I read this book in two days, couldn't put it down.,
This review is from: The Boy with the Topknot: A Memoir of Love, Secrets and Lies in Wolverhampton (Paperback)
When Sathnam is a young boy his life becomes shaped when his mother tells him of her visit to a fortune teller. "Your son will lift the family out of poverty and misery." This becomes Sathnams self-fulfilling prophecy.
From an early age Sathnam is lovingly brainwashed by his all-powerful, superstitious, Sikh mother. He is not allowed to look at girl, (especially a white girl,) not allowed to cut his hair, or wash it on Saturday or Tuesday, and the list goes on. But the most damming thing Sathnam could ever do to his self-sacrificing mother would be to marry outside his caste and religion. This becomes a problem when he grows into a man and finds himself falling in love with the "taboo" white woman.
For me this was a gripping story as it pushed many emotional buttons; falling in love with someone of a different culture and religion, hoping to be accepted by ones mother in law, and leading a double life in order to play "happy families."
This is the beautiful story of a Sikh immigrant family, in this case, the poorer, the better as it adds such dramatic contrast to the moment when Sathnam is accepted into Wolverhampton Grammar School, and then the almighty Cambridge.
Lurking behind Sathnams bright star is his beloved father who comes across as the Jolly Green Giant, but without the jolly. Another journey of this book is through the kaleidoscope of mental illness and it affects on everyone in the family. Gut wrenchingly depressing, but lovingly overcome when surrounded by a supportive Sikh family.

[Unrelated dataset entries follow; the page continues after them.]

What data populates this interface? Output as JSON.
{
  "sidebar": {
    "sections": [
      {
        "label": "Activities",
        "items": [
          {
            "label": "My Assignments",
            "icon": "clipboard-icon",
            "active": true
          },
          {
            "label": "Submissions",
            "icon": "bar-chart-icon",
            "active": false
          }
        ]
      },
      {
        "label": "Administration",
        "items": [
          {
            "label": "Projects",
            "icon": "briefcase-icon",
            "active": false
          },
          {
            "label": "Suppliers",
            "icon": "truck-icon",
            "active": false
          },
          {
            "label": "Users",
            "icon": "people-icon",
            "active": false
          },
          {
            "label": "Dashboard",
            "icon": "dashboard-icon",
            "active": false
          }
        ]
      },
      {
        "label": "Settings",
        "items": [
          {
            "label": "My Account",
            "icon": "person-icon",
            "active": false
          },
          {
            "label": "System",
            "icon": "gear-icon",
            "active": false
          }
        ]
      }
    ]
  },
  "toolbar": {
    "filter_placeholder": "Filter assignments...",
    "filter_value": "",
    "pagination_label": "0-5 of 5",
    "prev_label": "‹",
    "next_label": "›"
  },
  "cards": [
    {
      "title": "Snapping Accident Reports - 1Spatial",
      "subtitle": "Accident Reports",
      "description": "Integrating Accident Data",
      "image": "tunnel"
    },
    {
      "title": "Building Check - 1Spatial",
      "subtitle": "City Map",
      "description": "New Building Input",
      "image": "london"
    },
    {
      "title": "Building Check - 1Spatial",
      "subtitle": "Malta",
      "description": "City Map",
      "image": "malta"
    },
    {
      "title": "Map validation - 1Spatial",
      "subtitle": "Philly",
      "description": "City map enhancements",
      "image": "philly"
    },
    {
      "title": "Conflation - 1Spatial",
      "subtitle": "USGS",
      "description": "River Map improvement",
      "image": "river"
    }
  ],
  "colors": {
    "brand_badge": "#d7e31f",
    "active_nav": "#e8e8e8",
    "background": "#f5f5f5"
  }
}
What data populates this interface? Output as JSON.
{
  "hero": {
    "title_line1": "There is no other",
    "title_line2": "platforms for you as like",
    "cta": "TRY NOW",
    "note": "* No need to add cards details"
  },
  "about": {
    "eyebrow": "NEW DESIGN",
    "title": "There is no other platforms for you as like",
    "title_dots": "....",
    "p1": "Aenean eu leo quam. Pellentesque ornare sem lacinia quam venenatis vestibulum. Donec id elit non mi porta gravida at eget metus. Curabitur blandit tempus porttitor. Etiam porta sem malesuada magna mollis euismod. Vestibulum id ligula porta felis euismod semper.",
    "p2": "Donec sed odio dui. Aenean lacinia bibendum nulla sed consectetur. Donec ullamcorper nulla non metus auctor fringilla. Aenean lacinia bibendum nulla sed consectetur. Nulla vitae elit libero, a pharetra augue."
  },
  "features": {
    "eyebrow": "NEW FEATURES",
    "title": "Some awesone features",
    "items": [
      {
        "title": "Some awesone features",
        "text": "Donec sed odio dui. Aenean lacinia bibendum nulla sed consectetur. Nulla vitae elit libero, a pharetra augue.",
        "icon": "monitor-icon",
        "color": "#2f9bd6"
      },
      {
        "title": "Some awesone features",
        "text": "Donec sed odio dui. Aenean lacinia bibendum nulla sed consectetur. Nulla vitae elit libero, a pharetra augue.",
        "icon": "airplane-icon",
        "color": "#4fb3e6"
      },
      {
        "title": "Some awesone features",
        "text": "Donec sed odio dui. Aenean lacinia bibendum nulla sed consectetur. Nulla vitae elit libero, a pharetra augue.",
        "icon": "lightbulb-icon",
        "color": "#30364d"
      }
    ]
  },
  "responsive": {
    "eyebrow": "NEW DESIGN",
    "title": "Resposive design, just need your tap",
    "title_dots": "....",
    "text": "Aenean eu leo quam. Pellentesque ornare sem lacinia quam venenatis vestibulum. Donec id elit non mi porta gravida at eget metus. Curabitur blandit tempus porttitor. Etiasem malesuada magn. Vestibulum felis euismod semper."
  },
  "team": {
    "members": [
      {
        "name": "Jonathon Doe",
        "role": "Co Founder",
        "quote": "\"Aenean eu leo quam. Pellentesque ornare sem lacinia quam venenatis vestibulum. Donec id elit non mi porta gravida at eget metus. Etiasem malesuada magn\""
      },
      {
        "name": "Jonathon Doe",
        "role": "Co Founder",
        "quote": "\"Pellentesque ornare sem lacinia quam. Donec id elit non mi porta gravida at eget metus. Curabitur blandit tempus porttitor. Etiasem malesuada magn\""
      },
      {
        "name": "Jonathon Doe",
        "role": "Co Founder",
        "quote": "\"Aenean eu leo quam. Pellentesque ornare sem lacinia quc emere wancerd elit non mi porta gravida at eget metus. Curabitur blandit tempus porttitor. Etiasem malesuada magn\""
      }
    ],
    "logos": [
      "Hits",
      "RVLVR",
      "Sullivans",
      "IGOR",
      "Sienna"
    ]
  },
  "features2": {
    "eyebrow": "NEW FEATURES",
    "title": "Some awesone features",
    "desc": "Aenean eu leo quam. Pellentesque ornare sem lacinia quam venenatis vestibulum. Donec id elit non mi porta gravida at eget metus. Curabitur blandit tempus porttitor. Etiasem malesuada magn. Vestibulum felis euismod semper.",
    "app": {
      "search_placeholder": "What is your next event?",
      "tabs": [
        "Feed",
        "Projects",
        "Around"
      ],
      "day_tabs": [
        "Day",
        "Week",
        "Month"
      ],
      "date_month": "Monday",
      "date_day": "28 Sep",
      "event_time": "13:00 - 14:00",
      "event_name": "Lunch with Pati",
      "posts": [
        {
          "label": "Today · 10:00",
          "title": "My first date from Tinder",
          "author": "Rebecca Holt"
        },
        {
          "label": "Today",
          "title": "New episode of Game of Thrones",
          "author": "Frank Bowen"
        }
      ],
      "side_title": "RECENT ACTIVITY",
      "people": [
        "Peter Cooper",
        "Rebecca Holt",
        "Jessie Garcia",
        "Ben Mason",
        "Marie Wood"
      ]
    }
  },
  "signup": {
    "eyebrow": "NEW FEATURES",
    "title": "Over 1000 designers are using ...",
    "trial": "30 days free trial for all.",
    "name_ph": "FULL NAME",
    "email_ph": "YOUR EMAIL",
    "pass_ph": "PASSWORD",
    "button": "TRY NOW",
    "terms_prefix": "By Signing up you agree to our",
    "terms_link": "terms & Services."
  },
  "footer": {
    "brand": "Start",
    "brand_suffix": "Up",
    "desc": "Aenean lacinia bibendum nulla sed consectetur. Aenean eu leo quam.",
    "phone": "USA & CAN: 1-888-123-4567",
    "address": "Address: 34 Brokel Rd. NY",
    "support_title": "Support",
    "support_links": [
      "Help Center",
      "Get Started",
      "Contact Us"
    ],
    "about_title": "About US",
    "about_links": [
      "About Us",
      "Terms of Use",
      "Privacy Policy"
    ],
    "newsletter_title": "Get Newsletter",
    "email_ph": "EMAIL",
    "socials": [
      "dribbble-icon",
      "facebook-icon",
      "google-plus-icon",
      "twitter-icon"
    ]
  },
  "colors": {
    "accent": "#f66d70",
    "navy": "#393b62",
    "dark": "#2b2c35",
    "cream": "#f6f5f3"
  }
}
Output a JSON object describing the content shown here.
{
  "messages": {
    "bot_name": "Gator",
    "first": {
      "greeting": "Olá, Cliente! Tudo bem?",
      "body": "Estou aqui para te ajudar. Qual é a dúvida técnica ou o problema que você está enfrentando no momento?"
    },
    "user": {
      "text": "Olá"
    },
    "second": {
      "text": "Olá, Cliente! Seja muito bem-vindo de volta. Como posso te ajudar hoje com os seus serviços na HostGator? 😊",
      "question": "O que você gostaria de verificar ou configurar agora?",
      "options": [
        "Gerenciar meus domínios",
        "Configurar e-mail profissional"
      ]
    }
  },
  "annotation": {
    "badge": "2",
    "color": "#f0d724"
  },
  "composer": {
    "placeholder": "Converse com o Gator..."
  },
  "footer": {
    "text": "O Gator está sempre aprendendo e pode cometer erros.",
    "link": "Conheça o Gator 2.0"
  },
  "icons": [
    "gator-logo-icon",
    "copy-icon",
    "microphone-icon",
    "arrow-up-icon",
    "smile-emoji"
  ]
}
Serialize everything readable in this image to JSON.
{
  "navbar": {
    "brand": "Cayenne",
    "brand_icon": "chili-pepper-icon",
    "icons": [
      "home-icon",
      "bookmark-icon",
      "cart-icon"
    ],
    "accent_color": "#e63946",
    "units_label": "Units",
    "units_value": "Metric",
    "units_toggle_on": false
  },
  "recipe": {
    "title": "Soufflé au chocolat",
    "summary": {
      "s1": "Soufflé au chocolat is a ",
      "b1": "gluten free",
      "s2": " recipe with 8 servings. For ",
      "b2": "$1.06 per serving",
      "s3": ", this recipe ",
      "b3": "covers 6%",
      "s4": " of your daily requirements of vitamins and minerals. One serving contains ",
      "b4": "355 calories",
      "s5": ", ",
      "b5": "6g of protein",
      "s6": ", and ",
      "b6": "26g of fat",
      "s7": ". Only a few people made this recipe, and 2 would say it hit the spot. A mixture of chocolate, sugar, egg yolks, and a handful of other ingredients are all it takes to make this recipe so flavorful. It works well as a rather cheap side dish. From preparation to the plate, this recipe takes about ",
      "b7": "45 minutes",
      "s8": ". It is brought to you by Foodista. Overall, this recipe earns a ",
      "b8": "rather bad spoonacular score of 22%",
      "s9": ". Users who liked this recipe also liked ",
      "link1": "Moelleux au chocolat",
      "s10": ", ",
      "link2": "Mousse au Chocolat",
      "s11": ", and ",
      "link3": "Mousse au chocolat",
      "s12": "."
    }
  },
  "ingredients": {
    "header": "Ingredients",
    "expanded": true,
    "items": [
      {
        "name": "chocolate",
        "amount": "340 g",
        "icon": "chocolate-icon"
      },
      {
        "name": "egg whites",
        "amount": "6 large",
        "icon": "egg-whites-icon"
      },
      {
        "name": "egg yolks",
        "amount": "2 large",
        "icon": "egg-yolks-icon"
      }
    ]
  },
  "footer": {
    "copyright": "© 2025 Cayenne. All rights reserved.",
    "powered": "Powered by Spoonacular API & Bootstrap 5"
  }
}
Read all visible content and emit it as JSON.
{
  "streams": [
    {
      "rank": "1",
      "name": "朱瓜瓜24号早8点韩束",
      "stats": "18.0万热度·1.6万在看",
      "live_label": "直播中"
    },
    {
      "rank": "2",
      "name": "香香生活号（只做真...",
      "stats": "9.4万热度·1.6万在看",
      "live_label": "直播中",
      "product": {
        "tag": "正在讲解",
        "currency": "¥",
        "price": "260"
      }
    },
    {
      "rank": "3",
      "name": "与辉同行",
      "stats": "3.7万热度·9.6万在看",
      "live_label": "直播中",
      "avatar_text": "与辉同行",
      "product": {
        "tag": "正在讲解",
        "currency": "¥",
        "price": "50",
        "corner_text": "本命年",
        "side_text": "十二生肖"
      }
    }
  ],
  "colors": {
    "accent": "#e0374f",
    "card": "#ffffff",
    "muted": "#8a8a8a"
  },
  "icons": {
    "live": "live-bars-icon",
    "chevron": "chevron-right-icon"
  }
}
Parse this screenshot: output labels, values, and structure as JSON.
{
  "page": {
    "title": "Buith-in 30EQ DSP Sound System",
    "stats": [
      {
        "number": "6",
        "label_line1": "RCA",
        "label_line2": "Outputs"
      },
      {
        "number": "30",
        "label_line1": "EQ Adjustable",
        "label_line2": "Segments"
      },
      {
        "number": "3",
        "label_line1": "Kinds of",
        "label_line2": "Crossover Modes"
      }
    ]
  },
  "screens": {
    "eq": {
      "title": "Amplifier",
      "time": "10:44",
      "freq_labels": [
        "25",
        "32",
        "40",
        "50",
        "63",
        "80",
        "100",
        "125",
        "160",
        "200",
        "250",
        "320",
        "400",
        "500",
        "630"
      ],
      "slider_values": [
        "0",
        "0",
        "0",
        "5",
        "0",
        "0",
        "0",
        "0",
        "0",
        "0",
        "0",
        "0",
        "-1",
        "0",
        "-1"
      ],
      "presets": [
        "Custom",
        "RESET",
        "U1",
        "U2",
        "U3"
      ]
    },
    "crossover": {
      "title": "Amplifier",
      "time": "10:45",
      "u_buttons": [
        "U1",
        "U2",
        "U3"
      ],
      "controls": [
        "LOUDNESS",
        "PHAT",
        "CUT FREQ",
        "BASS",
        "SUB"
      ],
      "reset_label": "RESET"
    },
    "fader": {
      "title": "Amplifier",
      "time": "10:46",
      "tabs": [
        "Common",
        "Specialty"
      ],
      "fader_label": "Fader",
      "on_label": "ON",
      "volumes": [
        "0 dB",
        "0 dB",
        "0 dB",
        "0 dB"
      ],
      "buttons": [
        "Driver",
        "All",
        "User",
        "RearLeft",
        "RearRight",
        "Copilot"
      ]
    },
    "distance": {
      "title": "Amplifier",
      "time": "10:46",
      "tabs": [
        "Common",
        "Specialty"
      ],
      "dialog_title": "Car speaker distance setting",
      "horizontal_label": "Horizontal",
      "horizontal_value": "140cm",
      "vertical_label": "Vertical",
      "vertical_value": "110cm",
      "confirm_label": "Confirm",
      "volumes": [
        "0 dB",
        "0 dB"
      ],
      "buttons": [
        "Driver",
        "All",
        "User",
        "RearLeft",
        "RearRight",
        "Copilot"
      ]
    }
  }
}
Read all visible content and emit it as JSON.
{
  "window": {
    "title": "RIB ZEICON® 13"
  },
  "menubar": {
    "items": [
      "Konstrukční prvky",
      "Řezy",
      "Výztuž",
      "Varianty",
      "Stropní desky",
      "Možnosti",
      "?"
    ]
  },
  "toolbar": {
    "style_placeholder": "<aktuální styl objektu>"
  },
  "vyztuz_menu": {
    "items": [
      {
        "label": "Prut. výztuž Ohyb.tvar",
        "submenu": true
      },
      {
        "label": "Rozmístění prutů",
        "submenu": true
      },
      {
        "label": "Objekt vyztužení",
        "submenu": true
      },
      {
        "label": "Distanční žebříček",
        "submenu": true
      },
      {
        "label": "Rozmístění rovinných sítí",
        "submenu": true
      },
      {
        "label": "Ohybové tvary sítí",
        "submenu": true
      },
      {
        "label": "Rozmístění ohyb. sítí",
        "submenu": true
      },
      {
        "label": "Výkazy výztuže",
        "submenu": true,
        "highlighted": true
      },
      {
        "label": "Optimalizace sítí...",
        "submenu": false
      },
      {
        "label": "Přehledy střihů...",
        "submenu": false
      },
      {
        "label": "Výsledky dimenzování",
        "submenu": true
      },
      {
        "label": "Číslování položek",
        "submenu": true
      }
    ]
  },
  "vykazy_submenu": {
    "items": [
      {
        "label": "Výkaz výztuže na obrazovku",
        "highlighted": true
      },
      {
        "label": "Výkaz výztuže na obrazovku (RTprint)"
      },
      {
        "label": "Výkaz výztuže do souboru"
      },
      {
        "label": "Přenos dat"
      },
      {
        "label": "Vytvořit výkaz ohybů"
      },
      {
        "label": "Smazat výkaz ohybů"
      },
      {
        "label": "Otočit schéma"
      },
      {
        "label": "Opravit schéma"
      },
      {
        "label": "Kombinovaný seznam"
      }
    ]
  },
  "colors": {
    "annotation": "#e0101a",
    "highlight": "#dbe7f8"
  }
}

This book is highly recommended for anyone who has ever been afraid or affected by mental illness, anyone wanting to be successful in life, those who value the importance and duty of the family unit, and most poignantly for those wanting to follow your heart.....this book tastes all of life's spicy flavours.